● **What needs to be done**:
Leave out the images and repeat every entry below exactly.
|---|
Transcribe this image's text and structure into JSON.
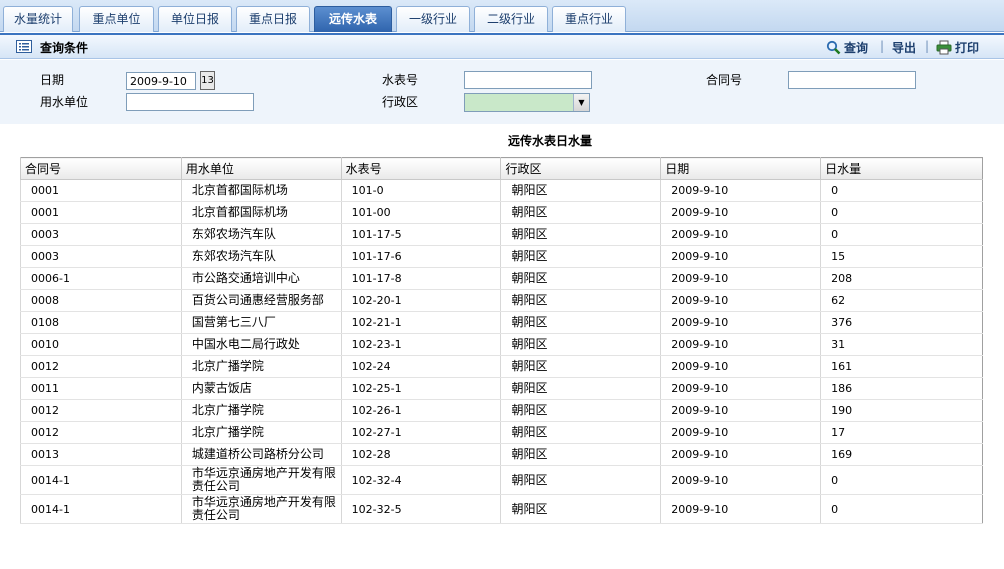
{
  "tabs": [
    {
      "label": "水量统计",
      "active": false
    },
    {
      "label": "重点单位",
      "active": false
    },
    {
      "label": "单位日报",
      "active": false
    },
    {
      "label": "重点日报",
      "active": false
    },
    {
      "label": "远传水表",
      "active": true
    },
    {
      "label": "一级行业",
      "active": false
    },
    {
      "label": "二级行业",
      "active": false
    },
    {
      "label": "重点行业",
      "active": false
    }
  ],
  "query_bar": {
    "title": "查询条件",
    "search_label": "查询",
    "export_label": "导出",
    "print_label": "打印"
  },
  "form": {
    "date_label": "日期",
    "date_value": "2009-9-10",
    "calendar_button": "13",
    "meter_label": "水表号",
    "meter_value": "",
    "contract_label": "合同号",
    "contract_value": "",
    "unit_label": "用水单位",
    "unit_value": "",
    "district_label": "行政区",
    "district_value": ""
  },
  "report_title": "远传水表日水量",
  "table": {
    "columns": [
      "合同号",
      "用水单位",
      "水表号",
      "行政区",
      "日期",
      "日水量"
    ],
    "rows": [
      [
        "0001",
        "北京首都国际机场",
        "101-0",
        "朝阳区",
        "2009-9-10",
        "0"
      ],
      [
        "0001",
        "北京首都国际机场",
        "101-00",
        "朝阳区",
        "2009-9-10",
        "0"
      ],
      [
        "0003",
        "东郊农场汽车队",
        "101-17-5",
        "朝阳区",
        "2009-9-10",
        "0"
      ],
      [
        "0003",
        "东郊农场汽车队",
        "101-17-6",
        "朝阳区",
        "2009-9-10",
        "15"
      ],
      [
        "0006-1",
        "市公路交通培训中心",
        "101-17-8",
        "朝阳区",
        "2009-9-10",
        "208"
      ],
      [
        "0008",
        "百货公司通惠经营服务部",
        "102-20-1",
        "朝阳区",
        "2009-9-10",
        "62"
      ],
      [
        "0108",
        "国营第七三八厂",
        "102-21-1",
        "朝阳区",
        "2009-9-10",
        "376"
      ],
      [
        "0010",
        "中国水电二局行政处",
        "102-23-1",
        "朝阳区",
        "2009-9-10",
        "31"
      ],
      [
        "0012",
        "北京广播学院",
        "102-24",
        "朝阳区",
        "2009-9-10",
        "161"
      ],
      [
        "0011",
        "内蒙古饭店",
        "102-25-1",
        "朝阳区",
        "2009-9-10",
        "186"
      ],
      [
        "0012",
        "北京广播学院",
        "102-26-1",
        "朝阳区",
        "2009-9-10",
        "190"
      ],
      [
        "0012",
        "北京广播学院",
        "102-27-1",
        "朝阳区",
        "2009-9-10",
        "17"
      ],
      [
        "0013",
        "城建道桥公司路桥分公司",
        "102-28",
        "朝阳区",
        "2009-9-10",
        "169"
      ],
      [
        "0014-1",
        "市华远京通房地产开发有限责任公司",
        "102-32-4",
        "朝阳区",
        "2009-9-10",
        "0"
      ],
      [
        "0014-1",
        "市华远京通房地产开发有限责任公司",
        "102-32-5",
        "朝阳区",
        "2009-9-10",
        "0"
      ]
    ]
  }
}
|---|
● **Task response**:
Transcribe this image's text and structure into JSON.
{
  "tabs": [
    {
      "label": "水量统计",
      "active": false
    },
    {
      "label": "重点单位",
      "active": false
    },
    {
      "label": "单位日报",
      "active": false
    },
    {
      "label": "重点日报",
      "active": false
    },
    {
      "label": "远传水表",
      "active": true
    },
    {
      "label": "一级行业",
      "active": false
    },
    {
      "label": "二级行业",
      "active": false
    },
    {
      "label": "重点行业",
      "active": false
    }
  ],
  "query_bar": {
    "title": "查询条件",
    "search_label": "查询",
    "export_label": "导出",
    "print_label": "打印"
  },
  "form": {
    "date_label": "日期",
    "date_value": "2009-9-10",
    "calendar_button": "13",
    "meter_label": "水表号",
    "meter_value": "",
    "contract_label": "合同号",
    "contract_value": "",
    "unit_label": "用水单位",
    "unit_value": "",
    "district_label": "行政区",
    "district_value": ""
  },
  "report_title": "远传水表日水量",
  "table": {
    "columns": [
      "合同号",
      "用水单位",
      "水表号",
      "行政区",
      "日期",
      "日水量"
    ],
    "rows": [
      [
        "0001",
        "北京首都国际机场",
        "101-0",
        "朝阳区",
        "2009-9-10",
        "0"
      ],
      [
        "0001",
        "北京首都国际机场",
        "101-00",
        "朝阳区",
        "2009-9-10",
        "0"
      ],
      [
        "0003",
        "东郊农场汽车队",
        "101-17-5",
        "朝阳区",
        "2009-9-10",
        "0"
      ],
      [
        "0003",
        "东郊农场汽车队",
        "101-17-6",
        "朝阳区",
        "2009-9-10",
        "15"
      ],
      [
        "0006-1",
        "市公路交通培训中心",
        "101-17-8",
        "朝阳区",
        "2009-9-10",
        "208"
      ],
      [
        "0008",
        "百货公司通惠经营服务部",
        "102-20-1",
        "朝阳区",
        "2009-9-10",
        "62"
      ],
      [
        "0108",
        "国营第七三八厂",
        "102-21-1",
        "朝阳区",
        "2009-9-10",
        "376"
      ],
      [
        "0010",
        "中国水电二局行政处",
        "102-23-1",
        "朝阳区",
        "2009-9-10",
        "31"
      ],
      [
        "0012",
        "北京广播学院",
        "102-24",
        "朝阳区",
        "2009-9-10",
        "161"
      ],
      [
        "0011",
        "内蒙古饭店",
        "102-25-1",
        "朝阳区",
        "2009-9-10",
        "186"
      ],
      [
        "0012",
        "北京广播学院",
        "102-26-1",
        "朝阳区",
        "2009-9-10",
        "190"
      ],
      [
        "0012",
        "北京广播学院",
        "102-27-1",
        "朝阳区",
        "2009-9-10",
        "17"
      ],
      [
        "0013",
        "城建道桥公司路桥分公司",
        "102-28",
        "朝阳区",
        "2009-9-10",
        "169"
      ],
      [
        "0014-1",
        "市华远京通房地产开发有限责任公司",
        "102-32-4",
        "朝阳区",
        "2009-9-10",
        "0"
      ],
      [
        "0014-1",
        "市华远京通房地产开发有限责任公司",
        "102-32-5",
        "朝阳区",
        "2009-9-10",
        "0"
      ]
    ]
  }
}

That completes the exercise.